Grow Flavorful and Nutritious Greens with Bok Choy Seeds in Your Garden
Planting bok choy seeds in your garden is an excellent way to diversify your vegetable selection and introduce a highly nutritious and flavorful green to your meals. Known by various names, including pak choi and Chinese white cabbage, this leafy green is a popular staple in Asian cuisine. In this detailed description, we will explore the characteristics, cultivation tips, and culinary uses of bok choy (pak choi).
Characteristics of Bok Choy (Pak Choi)
Bok choy, or pak choi, is a type of Chinese cabbage (Brassica rapa subsp. chinensis) characterized by its tender, dark green leaves and crunchy, pale green or white stalks. Unlike other cabbage varieties, bok choy does not form a compact head. Instead, it has a loose, open growth habit, resembling a small, leafy lettuce.
This cool-season crop is relatively fast-growing, typically reaching maturity in 45-60 days. Bok choy is also more heat-tolerant than many other cabbage varieties, making it suitable for a wide range of climates.
Cultivating Bok Choy Seeds
To grow bok choy, start by planting bok choy seeds indoors 4-6 weeks before the last expected frost date or sow them directly outdoors 2-3 weeks before the last frost date. For a fall harvest, sow seeds 10-12 weeks before the first expected frost date.
Choose a location with full sun to partial shade and well-drained, fertile soil with a pH of 6.0-7.0. Space transplants or thin seedlings to 6-12 inches apart in rows, with rows spaced 18-24 inches apart.
Ensure consistent moisture by watering regularly, keeping the soil evenly moist but not waterlogged. Apply a balanced, slow-release fertilizer at planting time and once more during the growing season.

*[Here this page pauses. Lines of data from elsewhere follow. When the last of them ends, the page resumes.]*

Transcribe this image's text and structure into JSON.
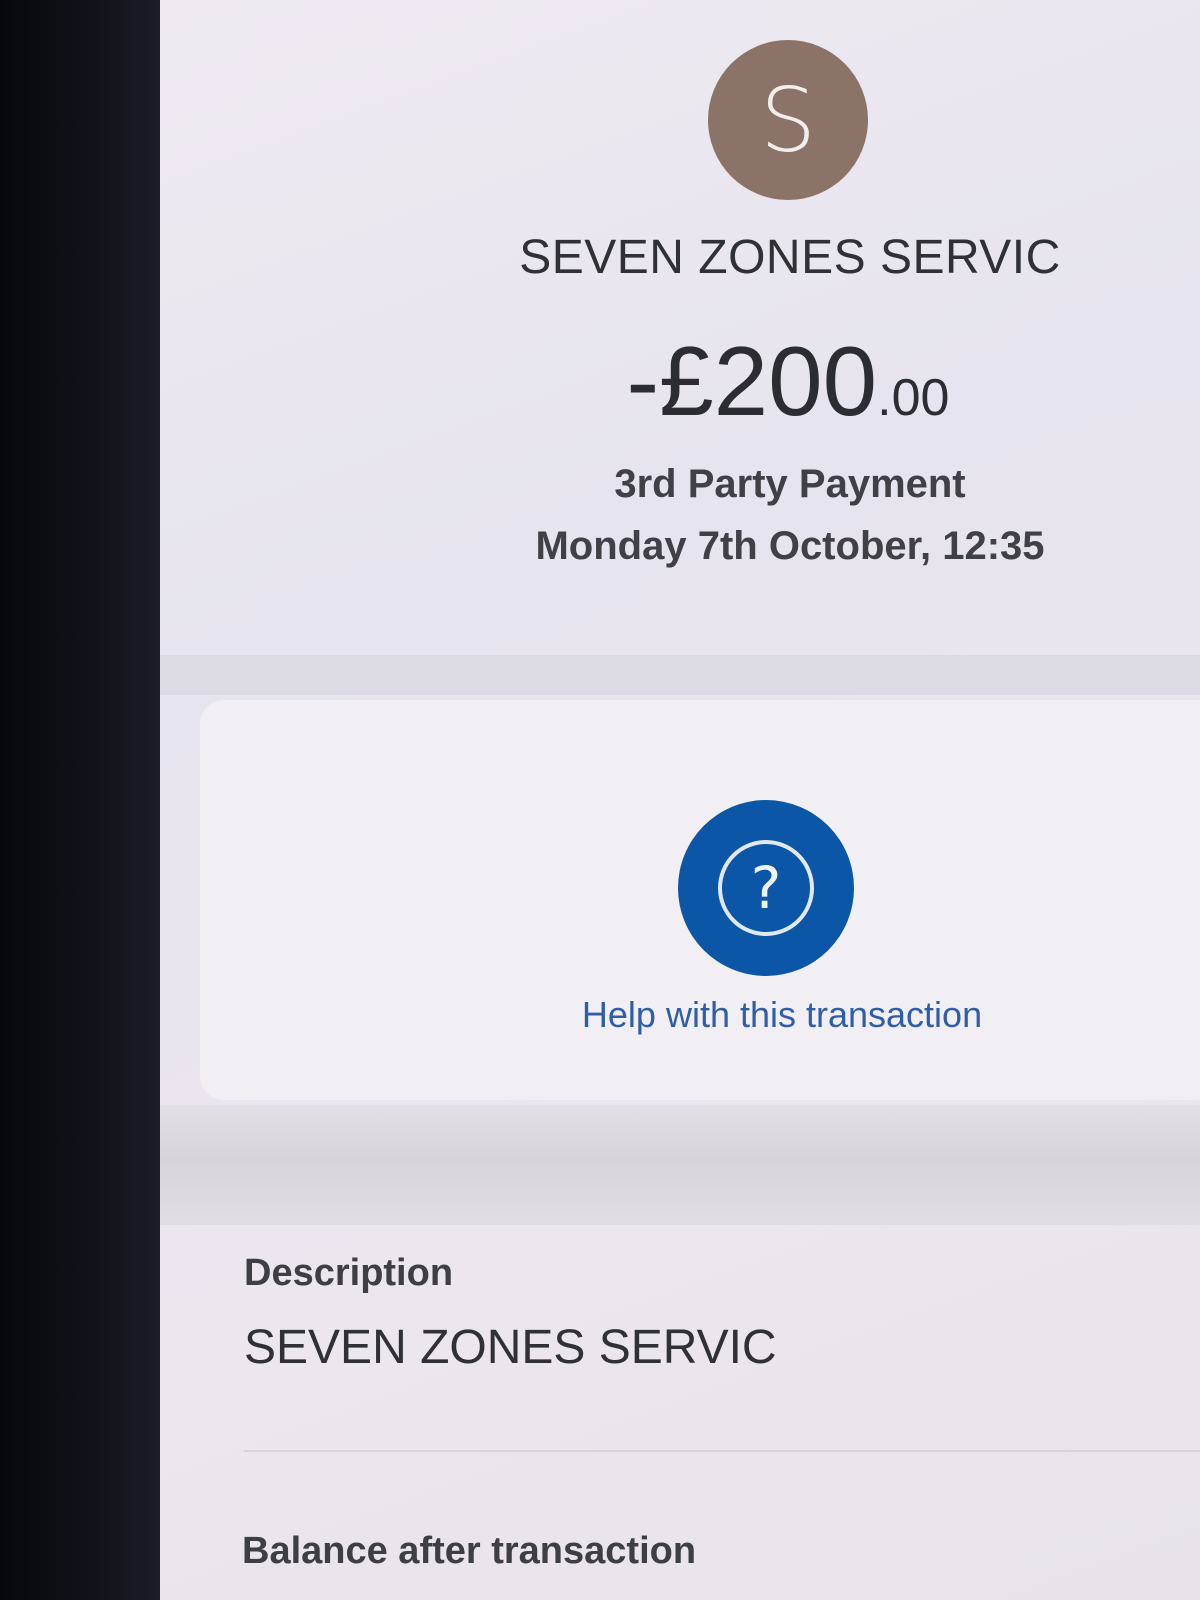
{
  "transaction": {
    "avatar_letter": "S",
    "merchant_name": "SEVEN ZONES SERVIC",
    "amount_main": "-£200",
    "amount_pence": ".00",
    "type": "3rd Party Payment",
    "datetime": "Monday 7th October, 12:35"
  },
  "help": {
    "icon": "question-icon",
    "icon_glyph": "?",
    "label": "Help with this transaction"
  },
  "details": {
    "description_label": "Description",
    "description_value": "SEVEN ZONES SERVIC",
    "balance_label": "Balance after transaction"
  },
  "colors": {
    "avatar": "#8b7367",
    "help_button": "#0b56a6",
    "link": "#2f5ea8"
  }
}
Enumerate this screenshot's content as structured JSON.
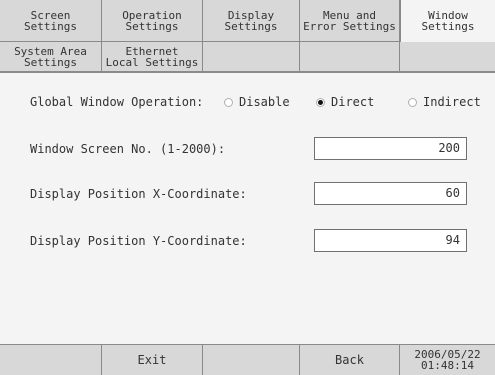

For information on how to grow cabbage, please read: How to Grow Cabbage: Your Complete Guide to Success.
Pest and Disease Management for Bok Choy (Pak Choi)
Bok choy is susceptible to common cabbage pests and diseases, such as cabbage worms, aphids, clubroot, and downy mildew. Regularly inspect your plants for signs of infestation or disease and take appropriate action to manage these issues.
Harvesting Bok Choy (Pak Choi)
Harvest bok choy when the leaves are tender and the stalks are crisp. You can harvest the entire plant by cutting it off at the base or harvest individual leaves as needed, allowing the plant to continue growing.
Culinary Uses for Bok Choy (Pak Choi)
Bok choy is a versatile ingredient that can be enjoyed in a wide variety of dishes. Its tender leaves and crunchy stalks are perfect for stir-fries, soups, and sautés. Bok choy can also be eaten raw in salads or used as a wrap for fillings.
Its mild flavor pairs well with numerous ingredients, making it an excellent addition to your culinary repertoire. From traditional Asian dishes like stir-fries and dumplings to more innovative creations, bok choy is a nutritious and delicious choice for any meal.
In conclusion, planting bok choy seeds in your garden is a fantastic way to enjoy this nutritious and flavorful Asian green. With proper care and cultivation, you’ll be rewarded with a bountiful harvest of tender, delicious bok choy (pak choi) that you can incorporate into a wide range of dishes.